TASK STATEMENT: From the entries below, copy out all lines holding "name".

Entries from a dataset of interfaces
------------------------------------------------------------------------

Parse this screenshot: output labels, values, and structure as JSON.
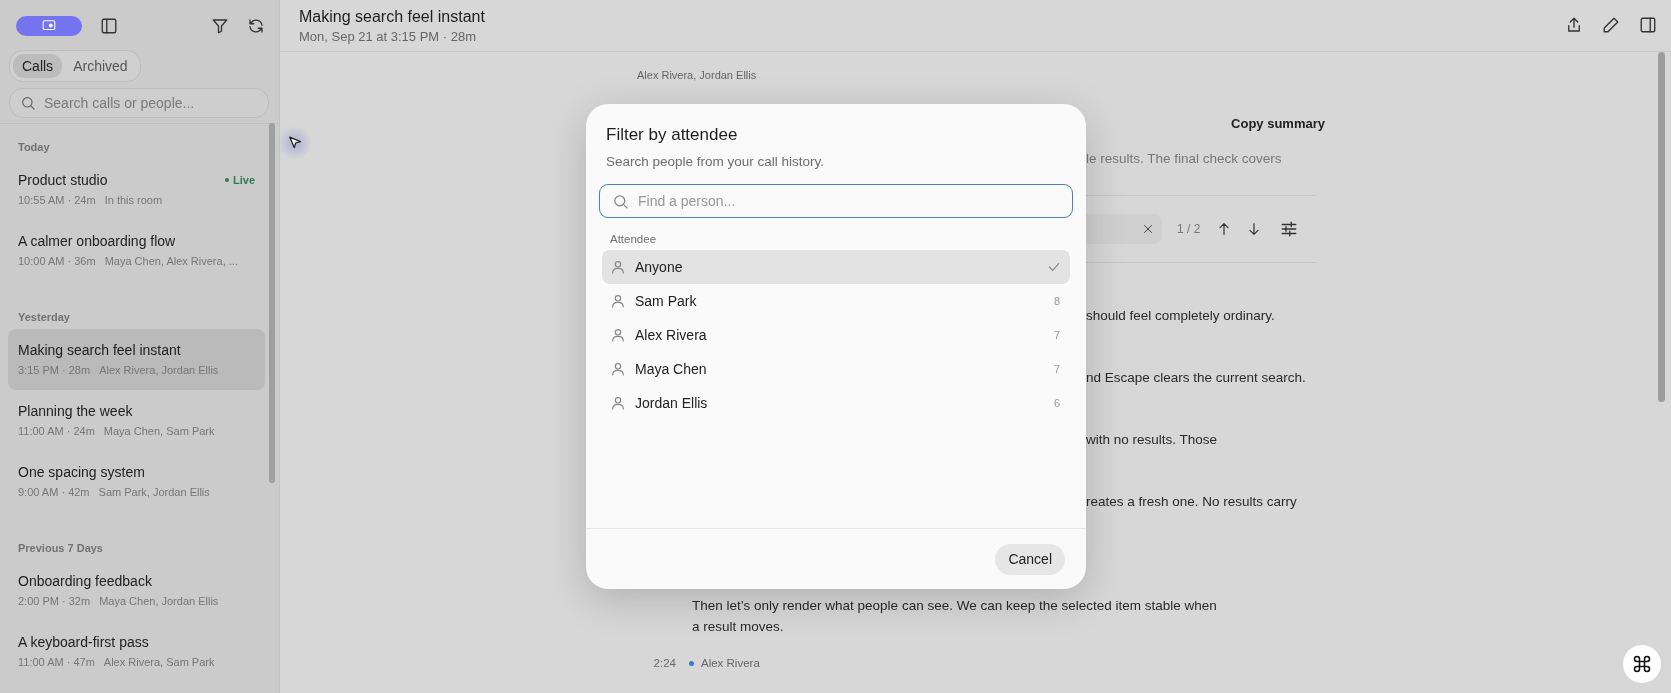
{
  "sidebar": {
    "tabs": [
      {
        "label": "Calls",
        "selected": true
      },
      {
        "label": "Archived",
        "selected": false
      }
    ],
    "search": {
      "placeholder": "Search calls or people..."
    },
    "groups": [
      {
        "heading": "Today",
        "calls": [
          {
            "title": "Product studio",
            "meta": "10:55 AM · 24m",
            "people": "In this room",
            "status": "Live",
            "selected": false
          },
          {
            "title": "A calmer onboarding flow",
            "meta": "10:00 AM · 36m",
            "people": "Maya Chen, Alex Rivera, ...",
            "selected": false
          }
        ]
      },
      {
        "heading": "Yesterday",
        "calls": [
          {
            "title": "Making search feel instant",
            "meta": "3:15 PM · 28m",
            "people": "Alex Rivera, Jordan Ellis",
            "selected": true
          },
          {
            "title": "Planning the week",
            "meta": "11:00 AM · 24m",
            "people": "Maya Chen, Sam Park",
            "selected": false
          },
          {
            "title": "One spacing system",
            "meta": "9:00 AM · 42m",
            "people": "Sam Park, Jordan Ellis",
            "selected": false
          }
        ]
      },
      {
        "heading": "Previous 7 Days",
        "calls": [
          {
            "title": "Onboarding feedback",
            "meta": "2:00 PM · 32m",
            "people": "Maya Chen, Jordan Ellis",
            "selected": false
          },
          {
            "title": "A keyboard-first pass",
            "meta": "11:00 AM · 47m",
            "people": "Alex Rivera, Sam Park",
            "selected": false
          }
        ]
      }
    ]
  },
  "header": {
    "title": "Making search feel instant",
    "subtitle": "Mon, Sep 21 at 3:15 PM · 28m"
  },
  "summary": {
    "attendees": "Alex Rivera, Jordan Ellis",
    "copy_button": "Copy summary",
    "text": "le results. The final check covers"
  },
  "find_bar": {
    "count": "1 / 2"
  },
  "transcript": [
    {
      "kind": "fragment",
      "text": "should feel completely ordinary."
    },
    {
      "kind": "fragment",
      "text": "nd Escape clears the current search."
    },
    {
      "kind": "fragment",
      "text": "with no results. Those"
    },
    {
      "kind": "fragment",
      "text": "reates a fresh one. No results carry"
    },
    {
      "kind": "message",
      "lines": [
        "Then let’s only render what people can see. We can keep the selected item stable when",
        "a result moves."
      ]
    },
    {
      "kind": "speaker",
      "time": "2:24",
      "name": "Alex Rivera"
    }
  ],
  "dialog": {
    "title": "Filter by attendee",
    "subtitle": "Search people from your call history.",
    "search": {
      "placeholder": "Find a person..."
    },
    "section": "Attendee",
    "people": [
      {
        "name": "Anyone",
        "selected": true
      },
      {
        "name": "Sam Park",
        "count": "8",
        "selected": false
      },
      {
        "name": "Alex Rivera",
        "count": "7",
        "selected": false
      },
      {
        "name": "Maya Chen",
        "count": "7",
        "selected": false
      },
      {
        "name": "Jordan Ellis",
        "count": "6",
        "selected": false
      }
    ],
    "cancel": "Cancel"
  }
}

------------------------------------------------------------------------

EXERCISE OUTPUT:
      "name": "Alex Rivera"
        "name": "Anyone",
        "name": "Sam Park",
        "name": "Alex Rivera",
        "name": "Maya Chen",
        "name": "Jordan Ellis",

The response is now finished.